Baltimore reclaims stage

Big men from Baltimore could play a major role in the NCAA basketball tournament.

Two of the No. 1 seeds, Connecticut and Memphis, have Josh Boone and Joey Dorsey, respectively, patrolling the middle. The Huskies' leading scorer is Rudy Gay, a 6-foot-9 sophomore forward who's well-positioned to add his name to the list of locals who have placed their stamp on March Madness.


For a generation, Baltimore was synonymous with scrappy perimeter players. Juan Dixon willed Maryland to a 2002 NCAA title, Sam Cassell is still enjoying a fine NBA career that includes a world championship ring, and Muggsy Bogues is the shortest man ever to play in the league.

The bigs, however, have had their moments. Marvin Webster guided Morgan State to an NCAA Division II title in 1974, and played in the NBA finals. When Georgetown won it all in 1984, it leaned heavily on Dunbar's Reggie Williams and David Wingate. Syracuse rode Carmelo Anthony to the 2003 NCAA title.


The past four NCAA champions have all had a Baltimore link. Dixon and Anthony were the Most Outstanding Players at the Final Four, Boone was a freshman starter for Connecticut in 2004 and Melvin Scott was the first guard off the North Carolina bench last season.

Like Dixon and Anthony, Gay came out of a Catholic League school, Archbishop Spalding. A first-team All-Big East Conference player and a member of at least one All-American team, Gay leads the Huskies in scoring (15.3) and is their third-leading rebounder (6.7). He has the potential to be the first pick in the NBA draft, but some opponents have gotten him out of the UConn flow.

Gay had two points in the first 31 minutes of last week's Big East quarterfinal loss to Syracuse. Jim Calhoun wanted him to be a go-to player, but this Huskies team has many other viable options.

Boone, who played at South Carroll High with Marshall Strickland, who averages 12.5 points for Indiana, and at the Cecil-Kirk Recreation Center with Gay, is UConn's top rebounder (7.3) and fourth-leading scorer (10.6). A preseason All-Big East player, he received honorable mention in last week's Big East balloting, in part because Hilton Armstrong has given the Huskies another inside force.

Connecticut is the top seed in the Washington Regional. Memphis is the choice in the Oakland Regional, the class of Conference USA thanks to a precocious roster that includes Dorsey.

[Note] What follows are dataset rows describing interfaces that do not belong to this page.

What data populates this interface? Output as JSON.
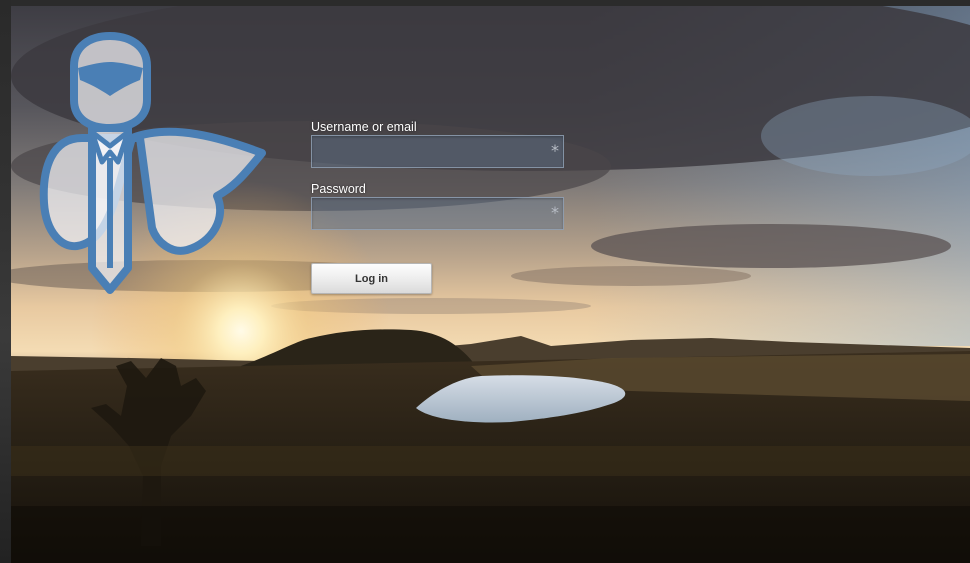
{
  "background": {
    "sky_top": "#4e4c52",
    "sky_horizon": "#f2d8b0",
    "sun_color": "#fff6d0",
    "land_color": "#201a10",
    "water_color": "#c8d2dc"
  },
  "logo": {
    "icon": "keycloak-key-knight-icon",
    "color": "#4a7fb5"
  },
  "login_form": {
    "username_label": "Username or email",
    "username_value": "",
    "username_required_marker": "*",
    "password_label": "Password",
    "password_value": "",
    "password_required_marker": "*",
    "login_button_label": "Log in"
  }
}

A sophomore, Dorsey played on a landmark Douglass High team that went unbeaten four years ago, made a couple of prep school stops to get his academics in order, then started for Memphis as a freshman. He remains foul prone, but is the Tigers' top rebounder (7.6) and rarely takes a bad shot. Over the past five games, Dorsey has hit 19 of his 26 field-goal tries.

The 65-team tournament includes two centers out of Randallstown High, Marcus Cousin and John Bunch.

Cousin, a 6-10 sophomore, averages 13 minutes off the bench for Seton Hall, the 10th seed in the Washington Regional.


Bunch, who's 7-2 and weighs 330 pounds, was a seldom-used reserve on the Rams' 2002 state championship team. He spent two seasons at Division III Lincoln, where he set an NCAA record for blocks in a game with 18, then transferred to Monmouth, where he's the leading rebounder.

Last night's play-in game in Dayton matched Bunch against Hampton and Jaz Cowan, who also knows his way around Liberty Road. Cowan played for McDonogh, walked on and won a scholarship at George Washington, then transferred to Hampton. He was added to the roster after the first semester, and is the top scorer (13.5) and rebounder (7.0) for a team that made a surprise run in the Mid-Eastern Athletic Conference tournament.

The Hampton-Monmouth winner meets Villanova Friday.

Four locals will start in a Washington Regional pod that will be played in Dayton that night.

In the first game of that double-header, 11th-seeded George Mason meets Michigan State. Jai Lewis, a wide-bodied senior out of Aberdeen, leads the Patriots in scoring (14.0) and rebounding (7.9). Lewis was a first-team All-Colonial Athletic Association selection. Will Thomas, a sophomore forward from Mount St. Joseph, is third in scoring (11.6) and second in rebounding (6.9) for George Mason.

In the Friday nightcap in Dayton, North Carolina gets 14th-seeded Murray State. If the champions of the Ohio Valley Conference are going to succeed, they'll need a steady hand from a senior backcourt that came through Towson Catholic.


Point guard Keith Jenifer spent two seasons at Virginia before he transferred to Murray State. He regained the starting point guard job a month ago, and averages a team-high 3.4 assists.Darnell Hopkins, who spent two seasons at San Jacinto Junior College in Texas, is the third scorer (9.0) on a balanced Murray State team.

Chester Frazier, who played for Lake Clifton/Eastern two years ago, plays 14 minutes a game as a reserve guard for Illinois.